What’s your smartest work-related shortcut or productivity hack?
Eight hours of sleep.
What are you currently reading?
I’m a lover of books. hardcopy and old-school. I recently finished “It Doesn’t Have to Be Crazy at Work” by Jason Fried and David Heinemeier Hansson, and enjoyed their mashup of Scandinavian and North American values for running a business. “Superintelligence” by Nick Bostrom and “The Master Algorithm” by Pedro Domingos are also great books for a deeper understanding of what AI/Machine Learning actually is.
What’s the best advice you’ve ever received?
“Assume positive intent”
Something you do better than others – the secret of your success?
Being obsessed with building something relevant, rather than being obsessed with growth.
Tag the one person (or more) in the industry whose answers to these questions you would love to read:
Thank you, Niels! That was fun and hope to see you back on MarTech Series soon.
Niels Hartvig is the founder and chief executive officer (or chief unicorn) of Umbraco, an open source CMS built on the Microsoft .NET platform. Hartvig considers himself a software designer, focused on building great software that excites people. He was named a Microsoft Most Valuable Professional (MVP) in 2014, 2015 and 2016.
Umbraco is an open source CMS built on the Microsoft .NET platform. Often referred to as the “Friendly CMS,” Umbraco gives developers the flexibility and freedom to build website, apps and other solutions with the look and features they want, while enabling editors and content creators to easily and quickly get content in front of their customers as quickly as possible. Created in 2005 by Danish developer Niels Hartvig, Umbraco also offers the Umbraco Cloud, providing all-in-one Azure hosting and predictability in cost, performance and time. More Than 500,000 websites run live on Umbraco CMS and the Umbraco Cloud, supported by more than 220,000 very active Umbraco community members.
The MTS Martech Interview Series is a fun Q&A style chat which we really enjoy doing with martech leaders. With inspiration from Lifehacker’s How I work interviews, the MarTech Series Interviews follows a two part format On Marketing Technology, and This Is How I Work.
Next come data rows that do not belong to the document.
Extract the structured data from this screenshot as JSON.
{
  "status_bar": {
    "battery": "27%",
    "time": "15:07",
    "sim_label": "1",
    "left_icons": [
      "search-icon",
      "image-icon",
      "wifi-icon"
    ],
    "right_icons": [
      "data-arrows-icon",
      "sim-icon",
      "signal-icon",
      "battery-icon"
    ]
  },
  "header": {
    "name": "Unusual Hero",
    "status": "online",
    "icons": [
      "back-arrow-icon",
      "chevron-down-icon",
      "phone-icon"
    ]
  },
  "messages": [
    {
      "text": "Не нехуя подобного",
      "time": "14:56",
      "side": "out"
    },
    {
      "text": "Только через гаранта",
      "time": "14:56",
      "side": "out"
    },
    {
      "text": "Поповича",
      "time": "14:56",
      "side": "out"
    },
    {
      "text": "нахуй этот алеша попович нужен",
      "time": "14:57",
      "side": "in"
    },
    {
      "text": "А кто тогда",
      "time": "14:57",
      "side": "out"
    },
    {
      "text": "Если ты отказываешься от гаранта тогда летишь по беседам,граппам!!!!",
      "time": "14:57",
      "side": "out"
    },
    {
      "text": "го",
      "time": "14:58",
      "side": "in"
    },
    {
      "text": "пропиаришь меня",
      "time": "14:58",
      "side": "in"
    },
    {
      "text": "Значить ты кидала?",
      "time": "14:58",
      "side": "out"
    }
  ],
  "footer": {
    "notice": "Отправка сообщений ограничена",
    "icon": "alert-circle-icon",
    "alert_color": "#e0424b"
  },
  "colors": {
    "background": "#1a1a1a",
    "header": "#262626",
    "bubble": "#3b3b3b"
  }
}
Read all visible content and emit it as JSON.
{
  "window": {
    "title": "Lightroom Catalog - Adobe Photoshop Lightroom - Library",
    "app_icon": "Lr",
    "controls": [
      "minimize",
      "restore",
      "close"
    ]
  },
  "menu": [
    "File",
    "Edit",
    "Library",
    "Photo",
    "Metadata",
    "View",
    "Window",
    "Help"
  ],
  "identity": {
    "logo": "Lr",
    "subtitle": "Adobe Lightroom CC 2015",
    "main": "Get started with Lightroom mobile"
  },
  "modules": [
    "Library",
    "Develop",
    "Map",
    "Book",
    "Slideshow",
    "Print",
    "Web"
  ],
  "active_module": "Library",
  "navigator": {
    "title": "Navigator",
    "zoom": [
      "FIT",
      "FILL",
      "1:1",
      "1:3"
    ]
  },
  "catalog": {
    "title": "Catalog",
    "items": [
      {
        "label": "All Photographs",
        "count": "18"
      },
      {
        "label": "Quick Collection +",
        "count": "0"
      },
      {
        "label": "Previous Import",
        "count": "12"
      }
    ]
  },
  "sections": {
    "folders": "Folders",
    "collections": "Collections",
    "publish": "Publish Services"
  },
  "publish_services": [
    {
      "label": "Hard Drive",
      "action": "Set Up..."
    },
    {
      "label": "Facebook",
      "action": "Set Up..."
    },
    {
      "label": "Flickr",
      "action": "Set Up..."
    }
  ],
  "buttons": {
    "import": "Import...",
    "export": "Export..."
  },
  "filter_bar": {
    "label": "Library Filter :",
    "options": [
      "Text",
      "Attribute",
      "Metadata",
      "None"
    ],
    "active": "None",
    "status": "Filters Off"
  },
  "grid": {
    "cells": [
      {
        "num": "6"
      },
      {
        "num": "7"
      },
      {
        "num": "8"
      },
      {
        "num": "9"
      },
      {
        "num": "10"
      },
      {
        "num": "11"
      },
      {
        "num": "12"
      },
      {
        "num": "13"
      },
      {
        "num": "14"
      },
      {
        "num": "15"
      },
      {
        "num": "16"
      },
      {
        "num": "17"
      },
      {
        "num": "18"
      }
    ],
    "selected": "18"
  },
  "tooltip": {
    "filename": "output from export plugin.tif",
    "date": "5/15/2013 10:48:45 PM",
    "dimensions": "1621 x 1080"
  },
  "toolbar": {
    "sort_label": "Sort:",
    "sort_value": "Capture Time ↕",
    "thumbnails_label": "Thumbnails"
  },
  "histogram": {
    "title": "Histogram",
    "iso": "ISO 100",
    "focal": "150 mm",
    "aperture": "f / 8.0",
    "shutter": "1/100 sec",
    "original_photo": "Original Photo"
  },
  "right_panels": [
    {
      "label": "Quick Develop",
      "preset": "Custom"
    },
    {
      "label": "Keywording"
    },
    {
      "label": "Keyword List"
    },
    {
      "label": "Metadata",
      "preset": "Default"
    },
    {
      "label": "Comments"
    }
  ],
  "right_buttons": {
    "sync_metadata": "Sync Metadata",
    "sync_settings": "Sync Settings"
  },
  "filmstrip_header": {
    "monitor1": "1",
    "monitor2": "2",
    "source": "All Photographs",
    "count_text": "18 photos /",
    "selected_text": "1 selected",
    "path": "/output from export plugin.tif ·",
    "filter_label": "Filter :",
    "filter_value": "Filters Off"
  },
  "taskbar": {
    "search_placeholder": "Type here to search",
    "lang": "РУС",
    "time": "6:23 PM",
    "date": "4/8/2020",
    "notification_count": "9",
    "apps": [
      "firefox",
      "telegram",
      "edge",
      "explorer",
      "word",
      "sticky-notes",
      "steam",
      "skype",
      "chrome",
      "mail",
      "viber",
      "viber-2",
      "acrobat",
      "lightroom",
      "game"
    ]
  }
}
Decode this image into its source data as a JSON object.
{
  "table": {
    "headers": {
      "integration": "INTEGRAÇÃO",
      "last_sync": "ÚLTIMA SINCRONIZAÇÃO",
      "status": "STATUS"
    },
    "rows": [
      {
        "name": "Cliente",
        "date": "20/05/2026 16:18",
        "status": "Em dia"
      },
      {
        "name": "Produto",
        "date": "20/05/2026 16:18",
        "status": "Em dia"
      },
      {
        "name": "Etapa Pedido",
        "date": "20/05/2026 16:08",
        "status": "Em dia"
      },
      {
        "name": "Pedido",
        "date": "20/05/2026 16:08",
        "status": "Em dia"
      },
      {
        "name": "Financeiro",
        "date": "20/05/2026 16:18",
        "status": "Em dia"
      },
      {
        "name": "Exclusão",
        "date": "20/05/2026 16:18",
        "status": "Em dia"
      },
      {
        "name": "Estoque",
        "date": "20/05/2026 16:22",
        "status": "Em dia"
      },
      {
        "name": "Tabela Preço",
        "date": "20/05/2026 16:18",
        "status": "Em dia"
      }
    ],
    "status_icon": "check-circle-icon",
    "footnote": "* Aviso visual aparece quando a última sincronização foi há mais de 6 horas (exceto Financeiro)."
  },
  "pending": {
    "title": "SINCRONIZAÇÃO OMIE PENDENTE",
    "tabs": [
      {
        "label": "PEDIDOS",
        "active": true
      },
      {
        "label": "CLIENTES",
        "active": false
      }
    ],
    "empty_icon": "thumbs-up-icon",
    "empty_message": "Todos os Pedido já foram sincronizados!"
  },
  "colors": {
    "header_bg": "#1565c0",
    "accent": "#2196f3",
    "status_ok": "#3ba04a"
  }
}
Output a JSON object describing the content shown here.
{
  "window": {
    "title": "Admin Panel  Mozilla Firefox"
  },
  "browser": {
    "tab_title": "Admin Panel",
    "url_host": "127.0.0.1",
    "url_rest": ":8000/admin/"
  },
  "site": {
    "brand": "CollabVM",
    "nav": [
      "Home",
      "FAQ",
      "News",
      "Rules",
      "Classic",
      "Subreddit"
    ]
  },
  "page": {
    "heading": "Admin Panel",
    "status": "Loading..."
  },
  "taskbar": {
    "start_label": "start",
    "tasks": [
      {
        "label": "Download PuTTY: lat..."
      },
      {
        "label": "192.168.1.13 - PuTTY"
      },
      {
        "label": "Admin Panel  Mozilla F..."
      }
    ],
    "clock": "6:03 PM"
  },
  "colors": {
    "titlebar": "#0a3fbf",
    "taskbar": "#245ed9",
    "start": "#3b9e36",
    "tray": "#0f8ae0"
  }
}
The format was chosen because when we decided to start an interview series with the biggest and brightest minds in martech – we wanted to get insight into two areas … one – their ideas on marketing tech and two – insights into the philosophy and methods that make these leaders tick.